=== Work order ===
Send back the data below exactly. Drop every picture.

Stored data entries:
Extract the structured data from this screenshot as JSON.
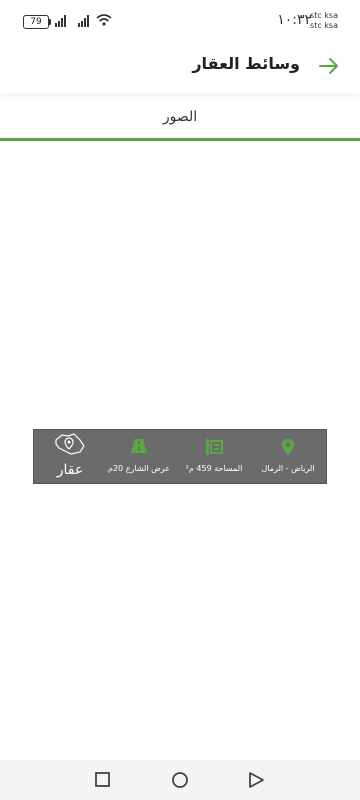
{
  "status_bar": {
    "battery": "79",
    "time": "١٠:٣٢",
    "carrier_1": "stc ksa",
    "carrier_2": "stc ksa"
  },
  "header": {
    "title": "وسائط العقار",
    "back_icon": "arrow-right-icon",
    "accent_color": "#5aa844"
  },
  "tabs": [
    {
      "label": "الصور",
      "active": true
    }
  ],
  "info_card": {
    "location_label": "الرياض - الرمال",
    "area_label": "المساحة 459 م²",
    "street_label": "عرض الشارع 20م",
    "logo_text": "عقار",
    "icons": [
      "location-pin-icon",
      "area-icon",
      "road-icon",
      "aqar-logo-icon"
    ]
  },
  "nav": {
    "buttons": [
      "recent-apps-icon",
      "home-icon",
      "back-icon"
    ]
  }
}
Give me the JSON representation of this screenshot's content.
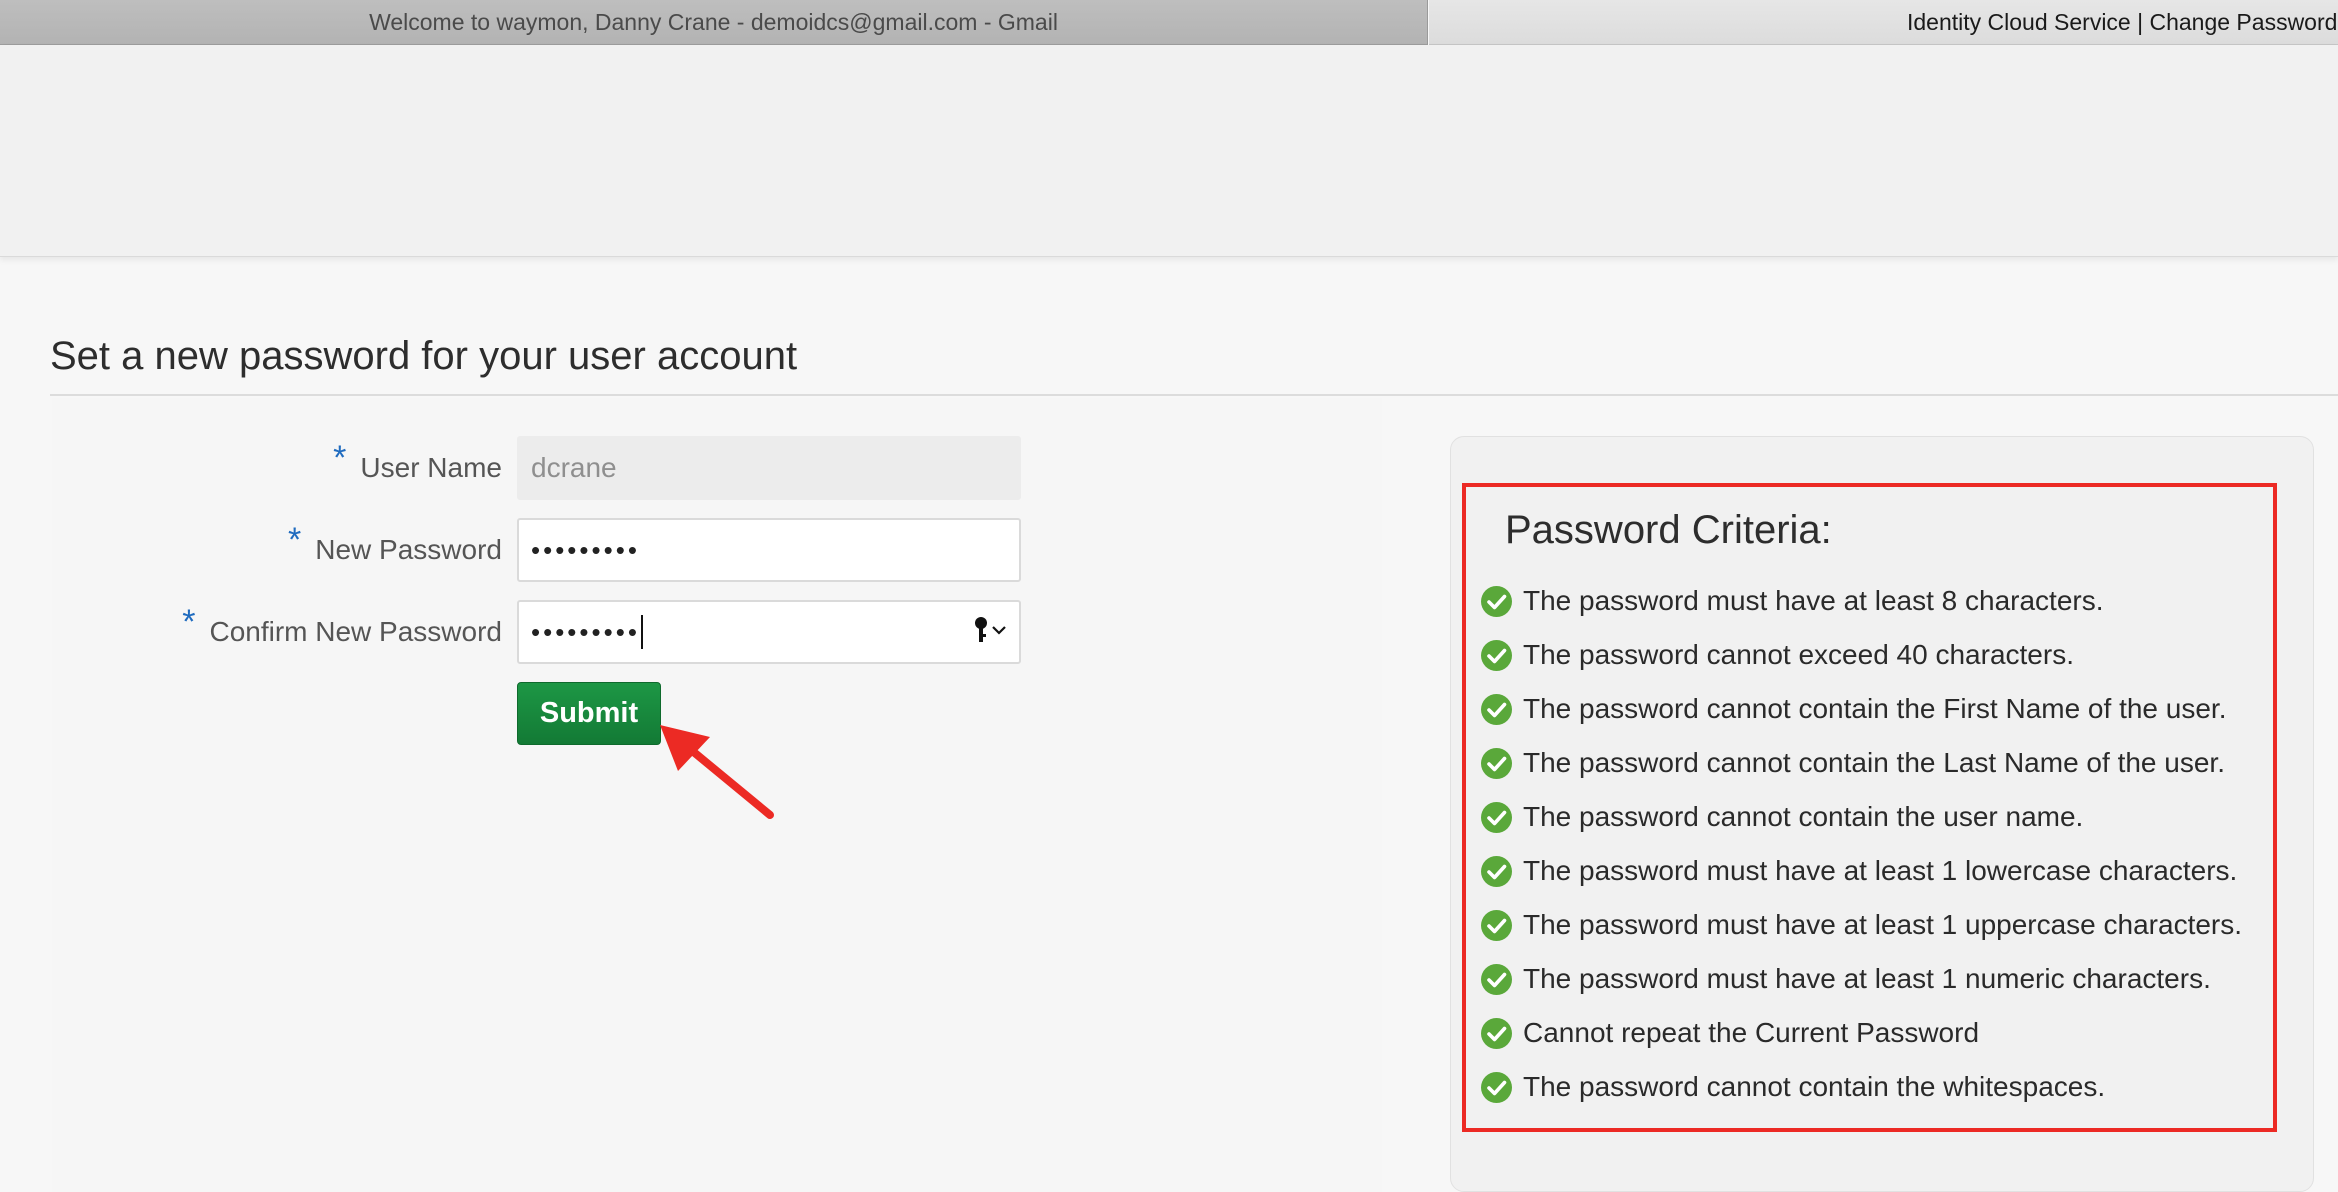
{
  "browser": {
    "tabs": [
      {
        "label": "Welcome to waymon, Danny Crane - demoidcs@gmail.com - Gmail",
        "active": false
      },
      {
        "label": "Identity Cloud Service | Change Password",
        "active": true
      }
    ]
  },
  "page": {
    "title": "Set a new password for your user account"
  },
  "form": {
    "required_marker": "*",
    "username": {
      "label": "User Name",
      "value": "dcrane"
    },
    "new_password": {
      "label": "New Password",
      "masked_value": "•••••••••"
    },
    "confirm_password": {
      "label": "Confirm New Password",
      "masked_value": "•••••••••"
    },
    "submit_label": "Submit"
  },
  "criteria": {
    "title": "Password Criteria:",
    "items": [
      "The password must have at least 8 characters.",
      "The password cannot exceed 40 characters.",
      "The password cannot contain the First Name of the user.",
      "The password cannot contain the Last Name of the user.",
      "The password cannot contain the user name.",
      "The password must have at least 1 lowercase characters.",
      "The password must have at least 1 uppercase characters.",
      "The password must have at least 1 numeric characters.",
      "Cannot repeat the Current Password",
      "The password cannot contain the whitespaces."
    ],
    "icon": "check-circle-icon",
    "check_color": "#5aa83a"
  },
  "colors": {
    "submit_button": "#188a3d",
    "annotation": "#ec2a24",
    "required_marker": "#1f6bbf"
  }
}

=== Solution to the exercise ===
Extract the structured data from this screenshot as JSON.
{
  "status_bar": {
    "battery": "79",
    "time": "١٠:٣٢",
    "carrier_1": "stc ksa",
    "carrier_2": "stc ksa"
  },
  "header": {
    "title": "وسائط العقار",
    "back_icon": "arrow-right-icon",
    "accent_color": "#5aa844"
  },
  "tabs": [
    {
      "label": "الصور",
      "active": true
    }
  ],
  "info_card": {
    "location_label": "الرياض - الرمال",
    "area_label": "المساحة 459 م²",
    "street_label": "عرض الشارع 20م",
    "logo_text": "عقار",
    "icons": [
      "location-pin-icon",
      "area-icon",
      "road-icon",
      "aqar-logo-icon"
    ]
  },
  "nav": {
    "buttons": [
      "recent-apps-icon",
      "home-icon",
      "back-icon"
    ]
  }
}
Give me the JSON representation of this screenshot's content.
{
  "browser": {
    "tabs": [
      {
        "label": "Welcome to waymon, Danny Crane - demoidcs@gmail.com - Gmail",
        "active": false
      },
      {
        "label": "Identity Cloud Service | Change Password",
        "active": true
      }
    ]
  },
  "page": {
    "title": "Set a new password for your user account"
  },
  "form": {
    "required_marker": "*",
    "username": {
      "label": "User Name",
      "value": "dcrane"
    },
    "new_password": {
      "label": "New Password",
      "masked_value": "•••••••••"
    },
    "confirm_password": {
      "label": "Confirm New Password",
      "masked_value": "•••••••••"
    },
    "submit_label": "Submit"
  },
  "criteria": {
    "title": "Password Criteria:",
    "items": [
      "The password must have at least 8 characters.",
      "The password cannot exceed 40 characters.",
      "The password cannot contain the First Name of the user.",
      "The password cannot contain the Last Name of the user.",
      "The password cannot contain the user name.",
      "The password must have at least 1 lowercase characters.",
      "The password must have at least 1 uppercase characters.",
      "The password must have at least 1 numeric characters.",
      "Cannot repeat the Current Password",
      "The password cannot contain the whitespaces."
    ],
    "icon": "check-circle-icon",
    "check_color": "#5aa83a"
  },
  "colors": {
    "submit_button": "#188a3d",
    "annotation": "#ec2a24",
    "required_marker": "#1f6bbf"
  }
}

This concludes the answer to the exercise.